How a bad day can become a good day


Everyone has bad days.

From the ancestor who had an unexpected encounter with a sabre-tooth tiger one morning, to the young executive with the flat tire on the freeway, bad days have been derailing humanity since the dawn of time. One thing bad days all have in common, and something we can take heart in, is that we’re in it together. EVERYONE has bad days.

This article offers suggestions on how to regain control and perspective when a bad day is looming.

Firstly, I’d like to share with you some techniques I find can help me to get through a bad day. Not every technique will be successful one hundred percent of the time, but I think there’s no harm in trying to develop ways to cope with events and situations that threaten to keep us spiraling into negativity, messing with our productivity.

Stop, breathe and find something positive to reflect on.

Not ALL parts of a bad day are BAD. Think about some of the aspects of your day that were pleasant, even if it’s something as simple as the shower you took that morning that felt good. It’s often helpful for me to think about my family and that I enjoyed spending time with them that morning while we were getting ready for the day. Find something and feel the benefits of dwelling on a positive memory or experience.

Pamper yourself.

My high anxiety levels often make me feel challenged by the demands on my schedule. When I’m feeling harried or stressed, I try and find a way to administer a little self-care. This can take any form: it can be the deliberate selection of a great music playlist for the morning commute; it can be a small indulgence; or it can be a ‘time-out’ from the craziness.  Taking the time to recharge and renew is a great weapon against negativity.

Be aware of your bad day triggers.

Not all bad days are created from things within our control, but many times, we can and should influence the outcome of certain experiences for ourselves. You can’t avoid getting fired, but you can suppress the desire to be verbally abusive with every person who gets in your way as you exit the building. You can’t avoid getting cut off in the traffic, but you can realize that there is little point to ranting and shouting obscenities at someone who made an error in judgement – intentionally or not. Self-talk and rationalizing your responses can help you to avoid bad moments from sucking down the rest of the day.

Talk to someone.

No, don’t YELL at someone – TALK. It is one of the easiest ways to dispel the negativity around a bad experience before it becomes a bad day. Often just verbalizing your feelings can be enough to soothe them and return you to a state of equilibrium again. If no one is around, call someone or text someone to have a chat. Vent your frustrations, but don’t allow it to become more than a recap of the events that have you in a flap. Often, someone commiserating with you can lead you to righteous indignation, but seldom are you in a position, after-the-fact to do anything about a stress-inducing incident. It’s a self-destructive waste of energy to get upset anew at a past event.
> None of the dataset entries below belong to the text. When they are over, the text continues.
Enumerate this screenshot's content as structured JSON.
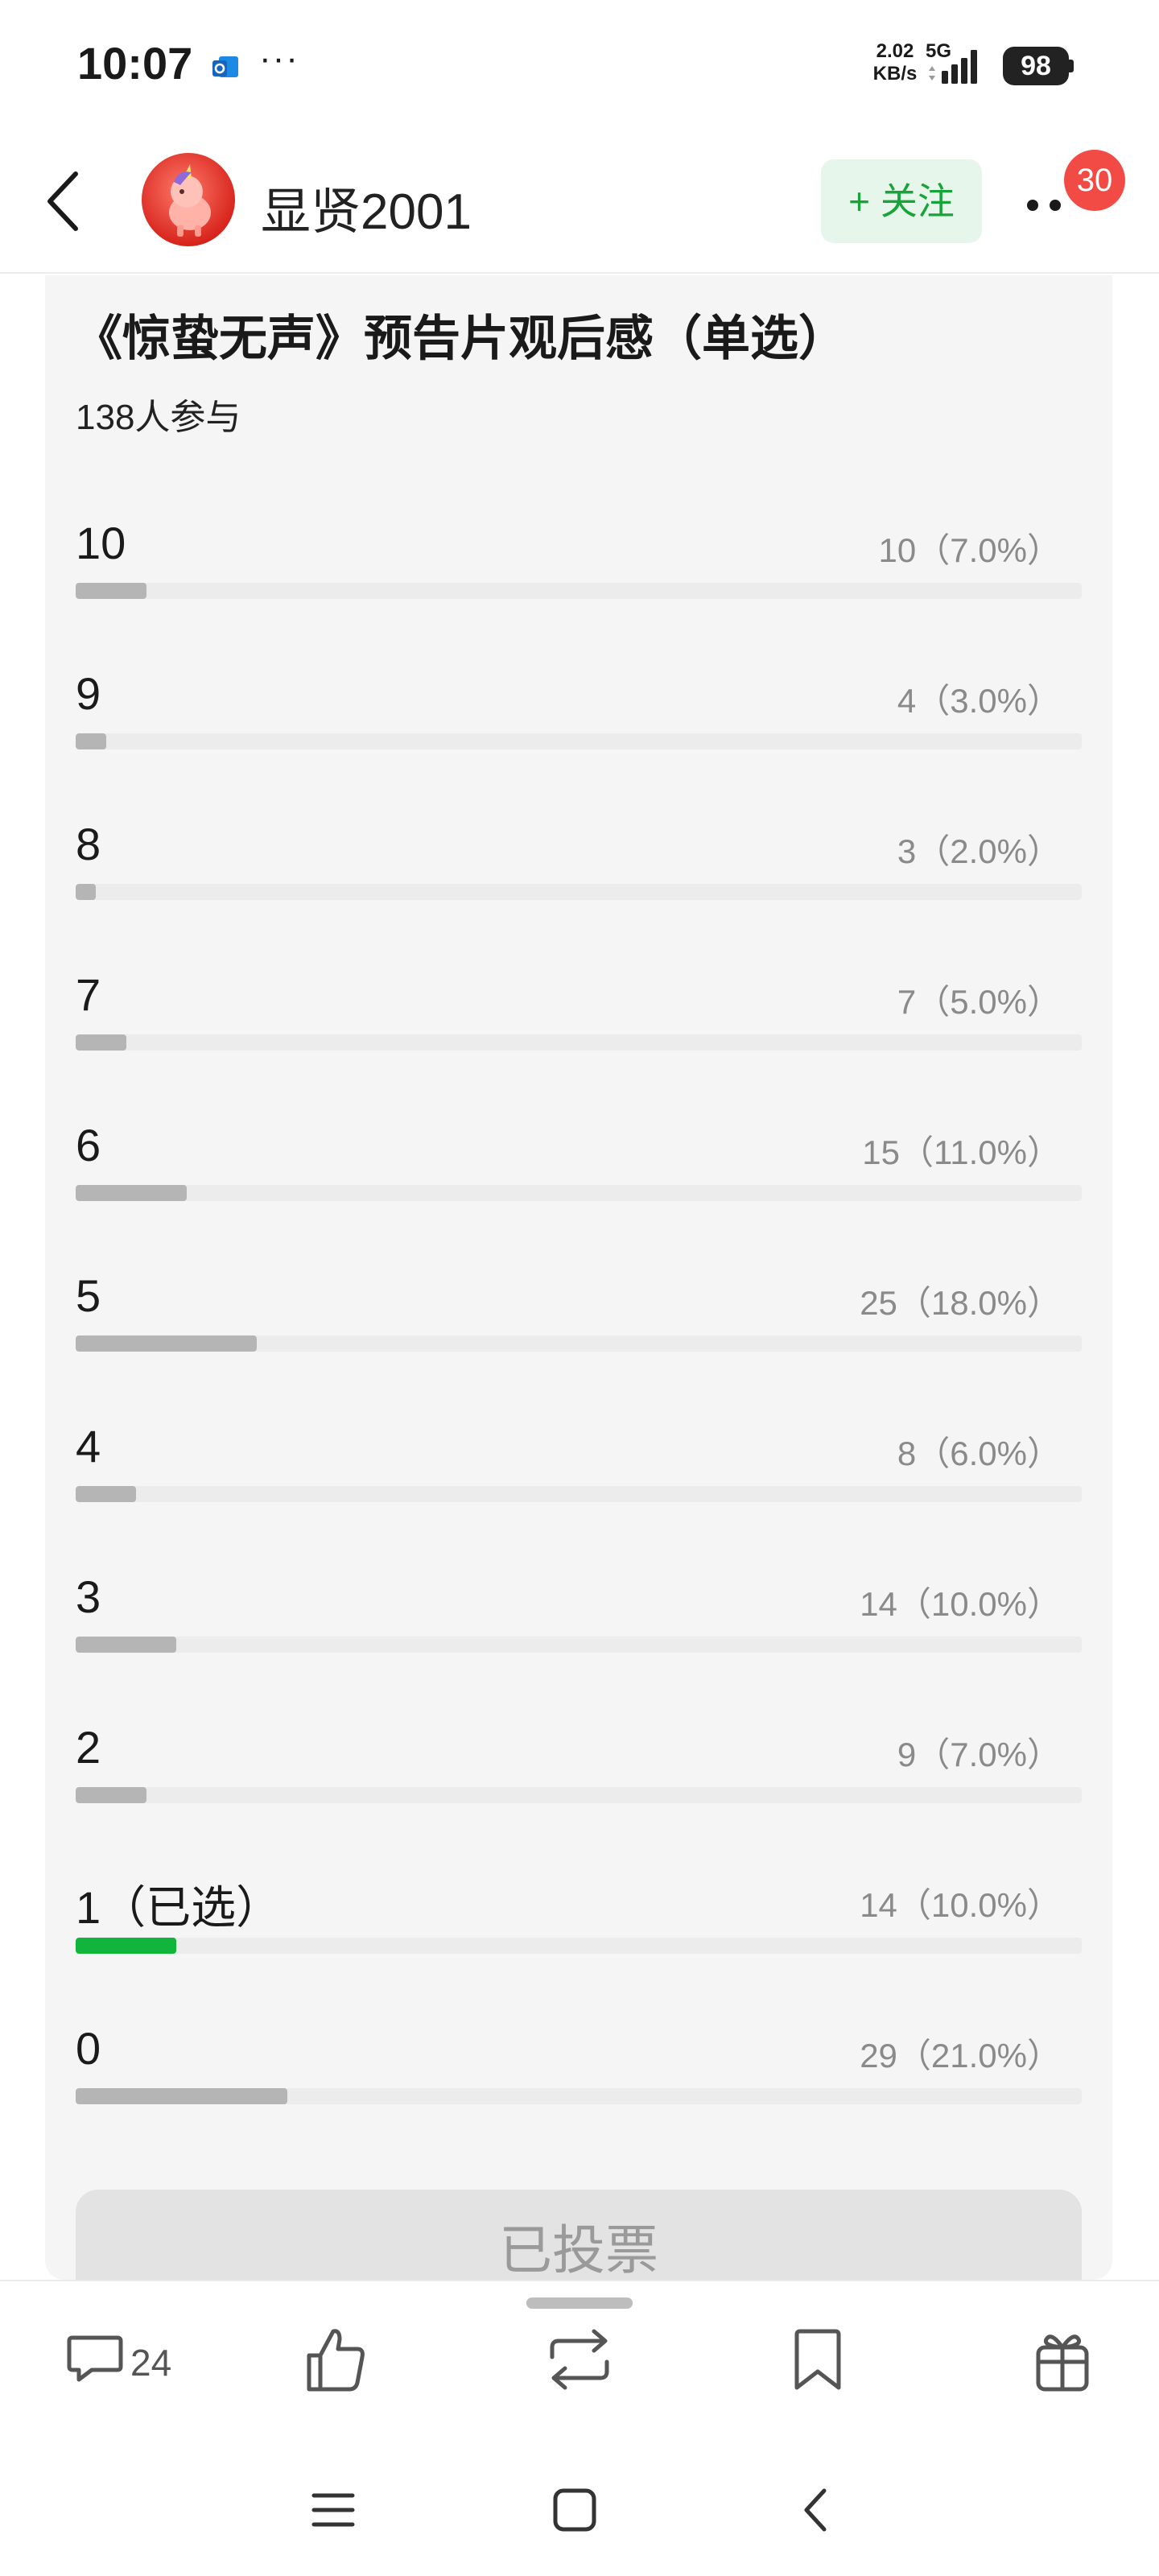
{
  "status_bar": {
    "time": "10:07",
    "app_icon": "outlook-icon",
    "overflow": "···",
    "net_speed_value": "2.02",
    "net_speed_unit": "KB/s",
    "network": "5G",
    "battery": "98"
  },
  "header": {
    "back_icon": "chevron-left-icon",
    "user_name": "显贤2001",
    "follow_label": "+ 关注",
    "notification_count": "30"
  },
  "poll": {
    "title": "《惊蛰无声》预告片观后感（单选）",
    "participants": "138人参与",
    "options": [
      {
        "label": "10",
        "stat": "10（7.0%）",
        "percent": 7.0,
        "selected": false
      },
      {
        "label": "9",
        "stat": "4（3.0%）",
        "percent": 3.0,
        "selected": false
      },
      {
        "label": "8",
        "stat": "3（2.0%）",
        "percent": 2.0,
        "selected": false
      },
      {
        "label": "7",
        "stat": "7（5.0%）",
        "percent": 5.0,
        "selected": false
      },
      {
        "label": "6",
        "stat": "15（11.0%）",
        "percent": 11.0,
        "selected": false
      },
      {
        "label": "5",
        "stat": "25（18.0%）",
        "percent": 18.0,
        "selected": false
      },
      {
        "label": "4",
        "stat": "8（6.0%）",
        "percent": 6.0,
        "selected": false
      },
      {
        "label": "3",
        "stat": "14（10.0%）",
        "percent": 10.0,
        "selected": false
      },
      {
        "label": "2",
        "stat": "9（7.0%）",
        "percent": 7.0,
        "selected": false
      },
      {
        "label": "1（已选）",
        "stat": "14（10.0%）",
        "percent": 10.0,
        "selected": true
      },
      {
        "label": "0",
        "stat": "29（21.0%）",
        "percent": 21.0,
        "selected": false
      }
    ],
    "voted_label": "已投票"
  },
  "actions": {
    "comment_count": "24",
    "icons": [
      "comment-icon",
      "like-icon",
      "repost-icon",
      "bookmark-icon",
      "gift-icon"
    ]
  },
  "colors": {
    "follow_bg": "#e6f6ea",
    "follow_text": "#19a33a",
    "selected_bar": "#12b53c",
    "bar": "#b5b5b5",
    "badge": "#f24b45"
  }
}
Move On.

Yes, you need to give yourself permission to LET STUFF GO! Most humans have a finite capacity for other people’s messes and they will disengage, which could lead you to believe no one cares. They do care, but they have other stuff they need to invest their energy in rather than indulging another rant session. Reinvest in yourself by giving yourself permission to pass on another round of complaining about whatever made you so upset in the first place. Others will follow suit. I’m not advocating for you to never say anything to anyone about your problems, but rather, that you recognize when the moment has passed and it’s time for you to get on with life. It’s okay to have a good cry, but the crying needs to stop at some point and you need to pick yourself up and carry on. Life doesn’t grind to a halt and wait for you to catch up. The longer you stay in the negativity zone, the harder it is to move out of it.

Work/Life Balance as an entrepreneur.

Being an entrepreneur means you experience a disproportionate number of bad days, especially when your business is in a less productive cycle. It is worth reminding yourself at your lowest points why you got into business for yourself in the first place. Then adjust your outlook to keep those reasons in mind and get back to it. When you are chin deep in challenges, you have to keep looking up, or you will lose sight of your goals.

Learn from those bad days. If you failed miserably at keeping your cool, try and understand why:

  1. Where does the negativity come from? Try and articulate the feelings that lead to it.
  2. What can you do differently?
  3. Where are the weaknesses that are compounding your problems?
  4. What are the alternative solutions or behaviours that can lead to a different outcome?

Every time you try and find the silver lining around a dark cloud, you’ll discover the cloud is not so dark after all.

Finally, when you can disarm a bad day and you can deconstruct it, you find the good in it. Bad days are moments in our lives that teach us a lot about who we are and what we can do when we are faced with trouble. The big picture makes every bad day a good day to be mindful, learn and grow.

Share :